Commuters walk through a Helsinki Metro station as a train passes
Hans Põldoja/Flickr

Car sharing has grown in popularity in recent years thanks to the internet and smartphones. But now the city government of Helsinki, Finland, wants to take that idea to its logical endpoint: replacing most privately owned cars by 2025 with a comprehensive route-planner app that would also offer access to all of the city's shared-transportation options, plus weather forecasts. As The Helsinki Times reported earlier this month, the idea is to offer every commuter a series of transportation options tailored directly to them and their circumstances: so if it's due to start raining, the app would recommend exactly when to swap a bike-share for a cab, for example.

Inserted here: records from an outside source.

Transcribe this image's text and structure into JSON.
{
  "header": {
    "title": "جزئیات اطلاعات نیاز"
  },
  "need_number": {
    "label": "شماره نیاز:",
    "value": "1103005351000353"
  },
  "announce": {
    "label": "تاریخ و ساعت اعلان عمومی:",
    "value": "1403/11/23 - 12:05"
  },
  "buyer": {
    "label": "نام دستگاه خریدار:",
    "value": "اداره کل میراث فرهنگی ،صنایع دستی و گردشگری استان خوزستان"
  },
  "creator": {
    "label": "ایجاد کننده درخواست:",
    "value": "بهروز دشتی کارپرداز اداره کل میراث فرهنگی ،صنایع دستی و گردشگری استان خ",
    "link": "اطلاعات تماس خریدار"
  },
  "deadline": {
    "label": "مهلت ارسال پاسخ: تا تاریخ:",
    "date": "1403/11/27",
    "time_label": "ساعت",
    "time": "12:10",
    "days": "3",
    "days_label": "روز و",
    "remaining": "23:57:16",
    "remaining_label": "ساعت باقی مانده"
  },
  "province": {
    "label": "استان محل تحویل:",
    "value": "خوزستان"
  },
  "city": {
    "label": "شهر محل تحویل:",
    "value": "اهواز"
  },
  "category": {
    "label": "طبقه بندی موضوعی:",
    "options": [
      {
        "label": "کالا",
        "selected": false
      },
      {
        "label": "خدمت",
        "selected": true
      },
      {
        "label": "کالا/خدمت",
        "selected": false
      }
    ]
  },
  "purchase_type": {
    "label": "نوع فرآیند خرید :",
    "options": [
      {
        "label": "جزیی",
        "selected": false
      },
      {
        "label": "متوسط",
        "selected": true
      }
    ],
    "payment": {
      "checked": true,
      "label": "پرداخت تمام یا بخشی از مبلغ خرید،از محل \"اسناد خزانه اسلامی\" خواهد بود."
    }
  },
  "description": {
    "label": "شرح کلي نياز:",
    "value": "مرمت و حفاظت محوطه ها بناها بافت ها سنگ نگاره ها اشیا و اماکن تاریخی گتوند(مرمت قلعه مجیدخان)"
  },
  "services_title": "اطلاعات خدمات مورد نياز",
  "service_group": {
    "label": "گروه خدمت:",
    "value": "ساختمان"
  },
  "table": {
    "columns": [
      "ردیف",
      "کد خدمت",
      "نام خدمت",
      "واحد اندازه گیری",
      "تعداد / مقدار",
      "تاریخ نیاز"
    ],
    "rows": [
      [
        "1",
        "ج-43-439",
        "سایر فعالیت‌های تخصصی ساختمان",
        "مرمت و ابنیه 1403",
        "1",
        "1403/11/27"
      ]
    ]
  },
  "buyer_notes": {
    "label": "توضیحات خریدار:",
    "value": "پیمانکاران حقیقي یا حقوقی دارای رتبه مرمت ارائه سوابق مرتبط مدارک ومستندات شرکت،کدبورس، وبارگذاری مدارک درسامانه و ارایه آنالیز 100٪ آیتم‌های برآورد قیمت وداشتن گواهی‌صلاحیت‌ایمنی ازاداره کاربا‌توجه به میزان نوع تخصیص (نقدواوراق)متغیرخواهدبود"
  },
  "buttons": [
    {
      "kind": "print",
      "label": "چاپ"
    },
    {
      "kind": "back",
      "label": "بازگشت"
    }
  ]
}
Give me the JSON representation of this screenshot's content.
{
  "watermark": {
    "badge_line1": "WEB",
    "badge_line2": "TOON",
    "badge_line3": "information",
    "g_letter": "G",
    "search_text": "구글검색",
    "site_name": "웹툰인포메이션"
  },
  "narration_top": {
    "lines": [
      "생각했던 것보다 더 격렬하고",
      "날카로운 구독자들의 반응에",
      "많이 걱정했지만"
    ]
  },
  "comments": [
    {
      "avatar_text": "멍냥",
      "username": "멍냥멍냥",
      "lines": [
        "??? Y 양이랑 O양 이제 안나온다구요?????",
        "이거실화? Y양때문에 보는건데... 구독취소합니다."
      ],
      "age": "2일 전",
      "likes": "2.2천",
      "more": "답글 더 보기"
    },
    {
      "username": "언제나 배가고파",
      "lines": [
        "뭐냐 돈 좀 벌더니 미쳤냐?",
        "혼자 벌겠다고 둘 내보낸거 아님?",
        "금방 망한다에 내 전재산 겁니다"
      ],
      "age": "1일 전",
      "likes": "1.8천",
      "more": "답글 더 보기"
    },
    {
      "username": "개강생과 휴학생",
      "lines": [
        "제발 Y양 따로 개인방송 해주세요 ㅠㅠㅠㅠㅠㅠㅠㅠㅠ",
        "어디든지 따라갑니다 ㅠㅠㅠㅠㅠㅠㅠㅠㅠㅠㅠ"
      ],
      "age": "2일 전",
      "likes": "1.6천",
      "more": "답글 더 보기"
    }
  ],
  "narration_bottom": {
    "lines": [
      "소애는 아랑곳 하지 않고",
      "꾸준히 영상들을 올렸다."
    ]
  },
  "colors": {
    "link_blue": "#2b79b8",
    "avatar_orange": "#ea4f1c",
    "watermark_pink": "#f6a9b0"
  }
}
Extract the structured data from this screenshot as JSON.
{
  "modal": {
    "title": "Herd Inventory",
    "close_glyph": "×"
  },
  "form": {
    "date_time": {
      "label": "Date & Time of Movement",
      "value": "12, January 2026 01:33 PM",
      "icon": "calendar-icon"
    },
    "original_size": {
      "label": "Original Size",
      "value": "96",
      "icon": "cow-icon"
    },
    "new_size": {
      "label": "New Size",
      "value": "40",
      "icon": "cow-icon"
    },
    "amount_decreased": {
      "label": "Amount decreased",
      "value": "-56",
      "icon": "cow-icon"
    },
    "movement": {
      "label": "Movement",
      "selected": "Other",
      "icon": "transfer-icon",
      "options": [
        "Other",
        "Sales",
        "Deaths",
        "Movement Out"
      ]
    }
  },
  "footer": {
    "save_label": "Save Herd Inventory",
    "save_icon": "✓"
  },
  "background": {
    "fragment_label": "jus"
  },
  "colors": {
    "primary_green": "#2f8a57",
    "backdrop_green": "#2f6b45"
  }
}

The idea, "mobility as a service," was first proposed by transportation engineer Sonja Heikkilä in her master's thesis (commissioned by the city government). It will start modestly at first, with the city government set to perform tests in early 2015 in the Helsinki neighborhood of Vallila. The government plans to expand it from there to other neighborhoods. Heikkilä's idea calls for flexible payment models, offering various packages such as paying by the kilometer, or monthly passes. It's an ambitious proposal, and as previous experiments in making public transit smarter have shown, it may be more complicated in practice than in theory. But with car ownership already clearly declining in some key urban areas, it may be an idea whose time has come.